_TASK BRIEF_
Below are records to be output exactly, every one of them.
START DATA PROVIDED
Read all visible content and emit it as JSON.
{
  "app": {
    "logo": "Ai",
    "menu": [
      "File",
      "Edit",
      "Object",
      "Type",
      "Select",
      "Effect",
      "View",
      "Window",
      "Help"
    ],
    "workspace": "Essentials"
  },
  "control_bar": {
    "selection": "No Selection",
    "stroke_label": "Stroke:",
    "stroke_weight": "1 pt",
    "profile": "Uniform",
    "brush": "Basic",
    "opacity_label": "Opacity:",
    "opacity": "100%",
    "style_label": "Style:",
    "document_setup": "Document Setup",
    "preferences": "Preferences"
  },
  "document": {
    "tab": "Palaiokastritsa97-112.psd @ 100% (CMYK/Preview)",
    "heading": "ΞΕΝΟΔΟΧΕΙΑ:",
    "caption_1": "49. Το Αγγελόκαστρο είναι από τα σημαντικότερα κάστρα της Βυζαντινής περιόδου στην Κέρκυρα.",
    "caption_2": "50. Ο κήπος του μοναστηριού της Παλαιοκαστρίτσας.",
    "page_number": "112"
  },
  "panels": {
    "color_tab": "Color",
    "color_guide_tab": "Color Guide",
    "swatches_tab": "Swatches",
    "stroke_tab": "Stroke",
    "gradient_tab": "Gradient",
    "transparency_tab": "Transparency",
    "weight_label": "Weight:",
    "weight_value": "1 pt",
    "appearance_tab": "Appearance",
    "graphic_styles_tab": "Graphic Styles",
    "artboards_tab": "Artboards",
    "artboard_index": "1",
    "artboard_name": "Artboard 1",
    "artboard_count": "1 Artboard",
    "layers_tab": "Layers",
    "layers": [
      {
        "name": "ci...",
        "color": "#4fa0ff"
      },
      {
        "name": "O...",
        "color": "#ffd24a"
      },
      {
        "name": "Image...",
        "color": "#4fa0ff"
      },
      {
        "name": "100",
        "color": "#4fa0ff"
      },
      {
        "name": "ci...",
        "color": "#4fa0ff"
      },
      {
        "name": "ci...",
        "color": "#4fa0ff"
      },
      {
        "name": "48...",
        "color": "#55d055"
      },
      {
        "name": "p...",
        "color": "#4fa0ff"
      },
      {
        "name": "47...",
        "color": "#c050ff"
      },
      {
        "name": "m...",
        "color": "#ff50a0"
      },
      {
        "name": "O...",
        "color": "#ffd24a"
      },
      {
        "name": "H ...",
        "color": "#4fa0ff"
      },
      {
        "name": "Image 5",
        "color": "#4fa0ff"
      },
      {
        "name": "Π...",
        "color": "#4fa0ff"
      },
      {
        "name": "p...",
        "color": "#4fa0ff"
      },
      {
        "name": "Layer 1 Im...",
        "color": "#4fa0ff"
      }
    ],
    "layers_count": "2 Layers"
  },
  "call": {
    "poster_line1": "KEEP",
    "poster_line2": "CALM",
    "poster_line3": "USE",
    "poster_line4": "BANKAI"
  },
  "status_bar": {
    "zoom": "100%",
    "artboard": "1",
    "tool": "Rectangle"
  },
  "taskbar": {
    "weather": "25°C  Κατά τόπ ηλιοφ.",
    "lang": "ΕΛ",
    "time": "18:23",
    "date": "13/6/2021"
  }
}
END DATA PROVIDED
_SOLUTION_
Read all visible content and emit it as JSON.
{
  "app": {
    "logo": "Ai",
    "menu": [
      "File",
      "Edit",
      "Object",
      "Type",
      "Select",
      "Effect",
      "View",
      "Window",
      "Help"
    ],
    "workspace": "Essentials"
  },
  "control_bar": {
    "selection": "No Selection",
    "stroke_label": "Stroke:",
    "stroke_weight": "1 pt",
    "profile": "Uniform",
    "brush": "Basic",
    "opacity_label": "Opacity:",
    "opacity": "100%",
    "style_label": "Style:",
    "document_setup": "Document Setup",
    "preferences": "Preferences"
  },
  "document": {
    "tab": "Palaiokastritsa97-112.psd @ 100% (CMYK/Preview)",
    "heading": "ΞΕΝΟΔΟΧΕΙΑ:",
    "caption_1": "49. Το Αγγελόκαστρο είναι από τα σημαντικότερα κάστρα της Βυζαντινής περιόδου στην Κέρκυρα.",
    "caption_2": "50. Ο κήπος του μοναστηριού της Παλαιοκαστρίτσας.",
    "page_number": "112"
  },
  "panels": {
    "color_tab": "Color",
    "color_guide_tab": "Color Guide",
    "swatches_tab": "Swatches",
    "stroke_tab": "Stroke",
    "gradient_tab": "Gradient",
    "transparency_tab": "Transparency",
    "weight_label": "Weight:",
    "weight_value": "1 pt",
    "appearance_tab": "Appearance",
    "graphic_styles_tab": "Graphic Styles",
    "artboards_tab": "Artboards",
    "artboard_index": "1",
    "artboard_name": "Artboard 1",
    "artboard_count": "1 Artboard",
    "layers_tab": "Layers",
    "layers": [
      {
        "name": "ci...",
        "color": "#4fa0ff"
      },
      {
        "name": "O...",
        "color": "#ffd24a"
      },
      {
        "name": "Image...",
        "color": "#4fa0ff"
      },
      {
        "name": "100",
        "color": "#4fa0ff"
      },
      {
        "name": "ci...",
        "color": "#4fa0ff"
      },
      {
        "name": "ci...",
        "color": "#4fa0ff"
      },
      {
        "name": "48...",
        "color": "#55d055"
      },
      {
        "name": "p...",
        "color": "#4fa0ff"
      },
      {
        "name": "47...",
        "color": "#c050ff"
      },
      {
        "name": "m...",
        "color": "#ff50a0"
      },
      {
        "name": "O...",
        "color": "#ffd24a"
      },
      {
        "name": "H ...",
        "color": "#4fa0ff"
      },
      {
        "name": "Image 5",
        "color": "#4fa0ff"
      },
      {
        "name": "Π...",
        "color": "#4fa0ff"
      },
      {
        "name": "p...",
        "color": "#4fa0ff"
      },
      {
        "name": "Layer 1 Im...",
        "color": "#4fa0ff"
      }
    ],
    "layers_count": "2 Layers"
  },
  "call": {
    "poster_line1": "KEEP",
    "poster_line2": "CALM",
    "poster_line3": "USE",
    "poster_line4": "BANKAI"
  },
  "status_bar": {
    "zoom": "100%",
    "artboard": "1",
    "tool": "Rectangle"
  },
  "taskbar": {
    "weather": "25°C  Κατά τόπ ηλιοφ.",
    "lang": "ΕΛ",
    "time": "18:23",
    "date": "13/6/2021"
  }
}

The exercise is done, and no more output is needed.